Swirl, Sniff, and Sip: Visiting With A Master Sommelier

There’s so much more to wine than just fermented grapes in a glass. Wine involves history, passion, and emotion. This past Monday evening, our M Street employees got the chance to learn from Master Sommelier Emmanuel Kemiji, taste his wine, and watch the Somm documentary.

 M Street employees are able to attend various events throughout the year

M Street employees are able to attend various events throughout the year

With just over 200 Master Sommeliers in the world, gaining the title Master Sommelier is the highest honor in the wine world. In order to achieve Master Sommelier status, one must pass the Master Sommelier exam, a test with one of the lowest pass rates in the world. The exam has three parts. The first part is theory, with verbal questions about wine region, laws, wine-making methods, etc. The second part is service, which mimics a restaurant serving atmosphere. The third part is tasting, in which the student must accurately describe and identify six different wines through taste.

 Master Sommeliers can tell the year, region, and type of wine just by tasting it

Master Sommeliers can tell the year, region, and type of wine just by tasting it

 

“Wine passes through our hands without having a lot of imprint on us,” Emmanuel Kemiji explained as he began his lecture. Wine tasting is an art, one that is incredibly difficult to master. Kemiji articulated his story on how he became a Master Sommelier and the challenges he faced. One of the most noteable takeaways we enjoyed hearing was Kemiji’s narrative of one of his mentors. Kemiji’s mentor told him to close his eyes whenever he takes the first bite of food or the first sip of wine. This helps with tasting the delicate ingredients in order to describe the intricate flavors.

 Master Sommelier Emmanuel Kemiji imparting knowledge on the M Street employees

Master Sommelier Emmanuel Kemiji imparting knowledge on the M Street employees

 

The first wine we tried during the tasting portion of Kemiji’s visit was a 2014 Pinot Noir Miura. The name Miura is derived from Don Eduardo Miura, a famous fighting bull breeder in Spain. In Spain, Miura signifies nobility and power. The majority of the grapes for this Pinot Noir come from the Pisoni Vineyard in the Santa Lucia Highlands. It is full bodied, fruity, and round tasting.

 The tasting begins!

The tasting begins!

The second wine was a 2012 Pinot Noir from the Russian River Valley. This entry level Pinot Noir was smooth with a great depth of fruit.

 Employees taking tasting notes during the tasting

Employees taking tasting notes during the tasting

The third wine we tasted was Clos Pissara, Aristan from Montsant, Spain. This wine is a blend of 10-year old Grenache and Syrah. The vines grow from soil that is a mixture of clay and slate.

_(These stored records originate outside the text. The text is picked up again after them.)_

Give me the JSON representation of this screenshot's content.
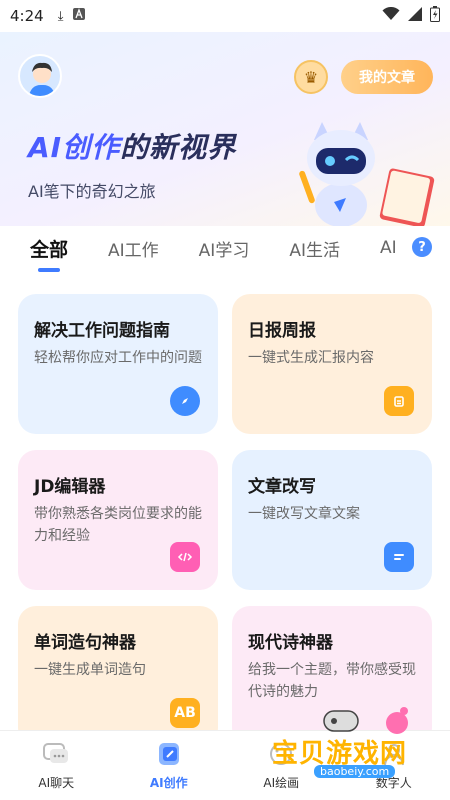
{
  "status_bar": {
    "time": "4:24"
  },
  "header": {
    "my_articles_label": "我的文章",
    "title_ai": "AI创作",
    "title_rest": "的新视界",
    "subtitle": "AI笔下的奇幻之旅"
  },
  "tabs": [
    {
      "label": "全部",
      "active": true
    },
    {
      "label": "AI工作",
      "active": false
    },
    {
      "label": "AI学习",
      "active": false
    },
    {
      "label": "AI生活",
      "active": false
    },
    {
      "label": "AI",
      "active": false
    }
  ],
  "cards": [
    {
      "title": "解决工作问题指南",
      "desc": "轻松帮你应对工作中的问题",
      "icon": "compass-icon",
      "color": "#3f8cff"
    },
    {
      "title": "日报周报",
      "desc": "一键式生成汇报内容",
      "icon": "calendar-icon",
      "color": "#ffb020"
    },
    {
      "title": "JD编辑器",
      "desc": "带你熟悉各类岗位要求的能力和经验",
      "icon": "code-icon",
      "color": "#ff5fb4"
    },
    {
      "title": "文章改写",
      "desc": "一键改写文章文案",
      "icon": "document-icon",
      "color": "#3f8cff"
    },
    {
      "title": "单词造句神器",
      "desc": "一键生成单词造句",
      "icon": "ab-icon",
      "color": "#ffb020",
      "icon_text": "AB"
    },
    {
      "title": "现代诗神器",
      "desc": "给我一个主题，带你感受现代诗的魅力",
      "icon": "",
      "color": "#ff5fb4"
    }
  ],
  "bottom_nav": [
    {
      "label": "AI聊天",
      "icon": "chat-icon",
      "active": false
    },
    {
      "label": "AI创作",
      "icon": "create-icon",
      "active": true
    },
    {
      "label": "AI绘画",
      "icon": "paint-icon",
      "active": false
    },
    {
      "label": "数字人",
      "icon": "digital-human-icon",
      "active": false
    }
  ],
  "watermark": {
    "text": "宝贝游戏网",
    "url": "baobeiy.com"
  },
  "colors": {
    "accent": "#3f7bff",
    "button_orange": "#ffb55a"
  }
}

The Grenache adds an aromatic, bright red fruit taste to the wine, while the Syrah adds a full and rustic flavor.

 Miura and Clos Pissara wine bottles

Miura and Clos Pissara wine bottles

With every sip we took, we became more entranced with the world of wine. After all, drinking wine is an engaging experience. overflowing with history and emotion.